The problem: Determine how many lines in the entries below contain "highlighted", and output that number alone.

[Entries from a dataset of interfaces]
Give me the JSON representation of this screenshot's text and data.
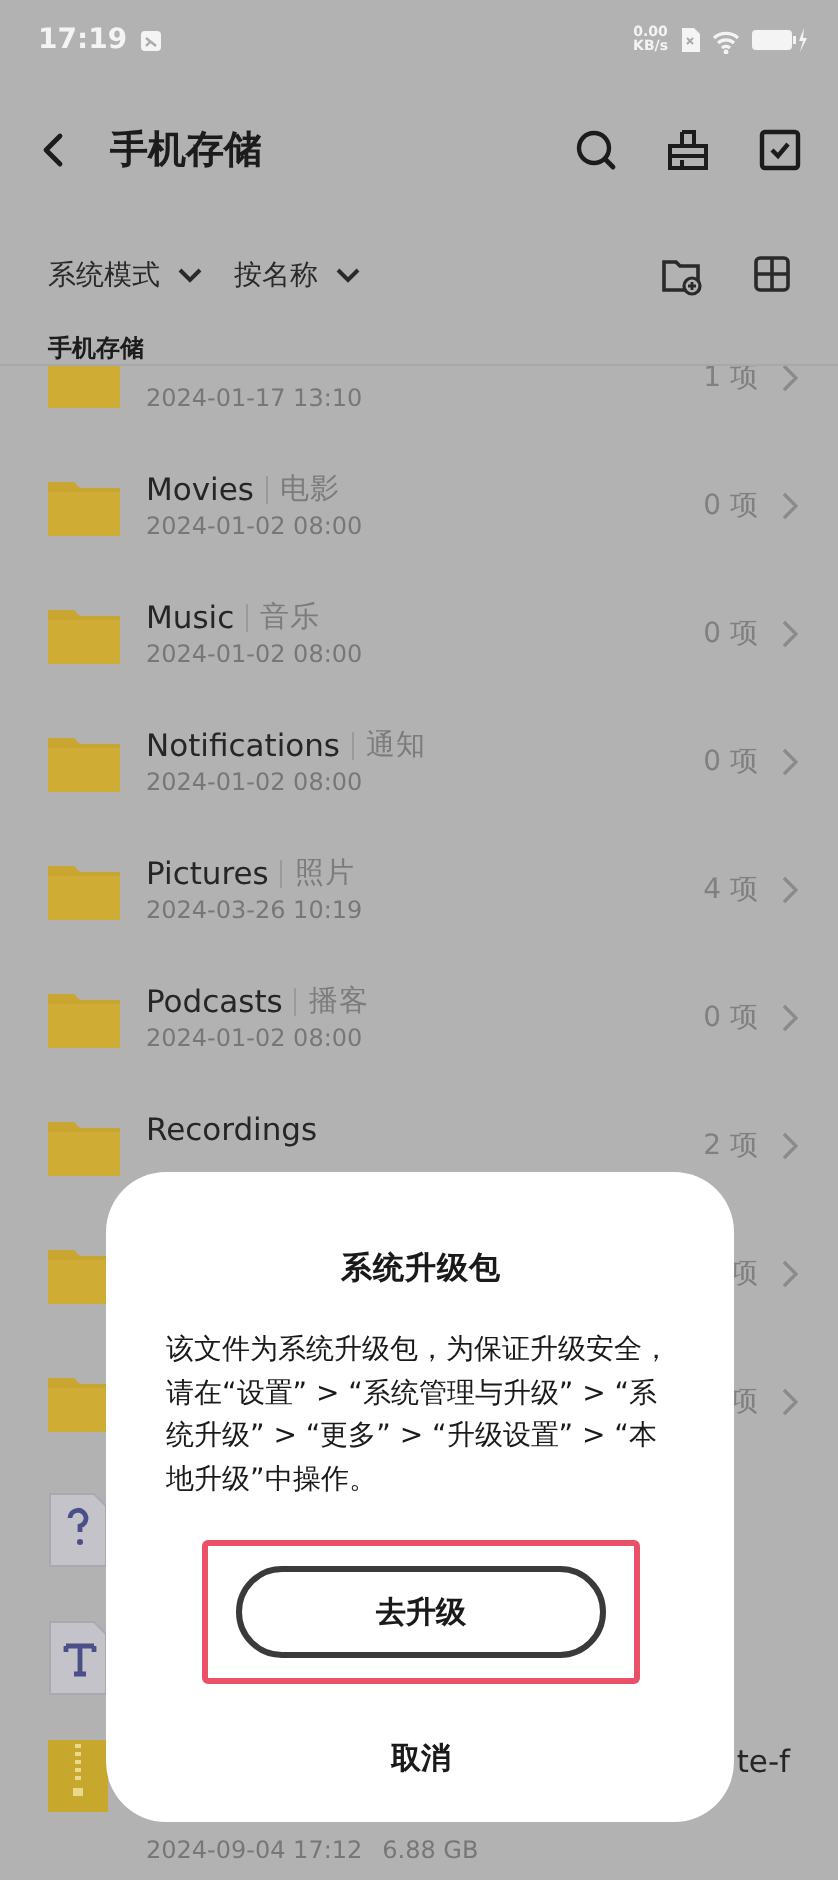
{
  "status_bar": {
    "time": "17:19",
    "net_speed": "0.00",
    "net_unit": "KB/s"
  },
  "toolbar": {
    "title": "手机存储"
  },
  "filters": [
    {
      "label": "系统模式"
    },
    {
      "label": "按名称"
    }
  ],
  "section_title": "手机存储",
  "files": [
    {
      "kind": "folder",
      "date": "2024-01-17 13:10",
      "count": "1 项"
    },
    {
      "kind": "folder",
      "name": "Movies",
      "tag": "电影",
      "date": "2024-01-02 08:00",
      "count": "0 项"
    },
    {
      "kind": "folder",
      "name": "Music",
      "tag": "音乐",
      "date": "2024-01-02 08:00",
      "count": "0 项"
    },
    {
      "kind": "folder",
      "name": "Notifications",
      "tag": "通知",
      "date": "2024-01-02 08:00",
      "count": "0 项"
    },
    {
      "kind": "folder",
      "name": "Pictures",
      "tag": "照片",
      "date": "2024-03-26 10:19",
      "count": "4 项"
    },
    {
      "kind": "folder",
      "name": "Podcasts",
      "tag": "播客",
      "date": "2024-01-02 08:00",
      "count": "0 项"
    },
    {
      "kind": "folder",
      "name": "Recordings",
      "count": "2 项"
    },
    {
      "kind": "folder",
      "count": "项"
    },
    {
      "kind": "folder",
      "count": "项"
    },
    {
      "kind": "unknown"
    },
    {
      "kind": "text"
    },
    {
      "kind": "archive",
      "name": "te-f",
      "covered": true,
      "date": "2024-09-04 17:12",
      "size": "6.88 GB"
    }
  ],
  "dialog": {
    "title": "系统升级包",
    "message": "该文件为系统升级包，为保证升级安全，请在“设置” > “系统管理与升级” > “系统升级” > “更多” > “升级设置” > “本地升级”中操作。",
    "buttons": [
      {
        "label": "去升级",
        "kind": "primary",
        "highlighted": true
      },
      {
        "label": "取消",
        "kind": "text",
        "highlighted": false
      }
    ]
  }
}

Result of the task: 2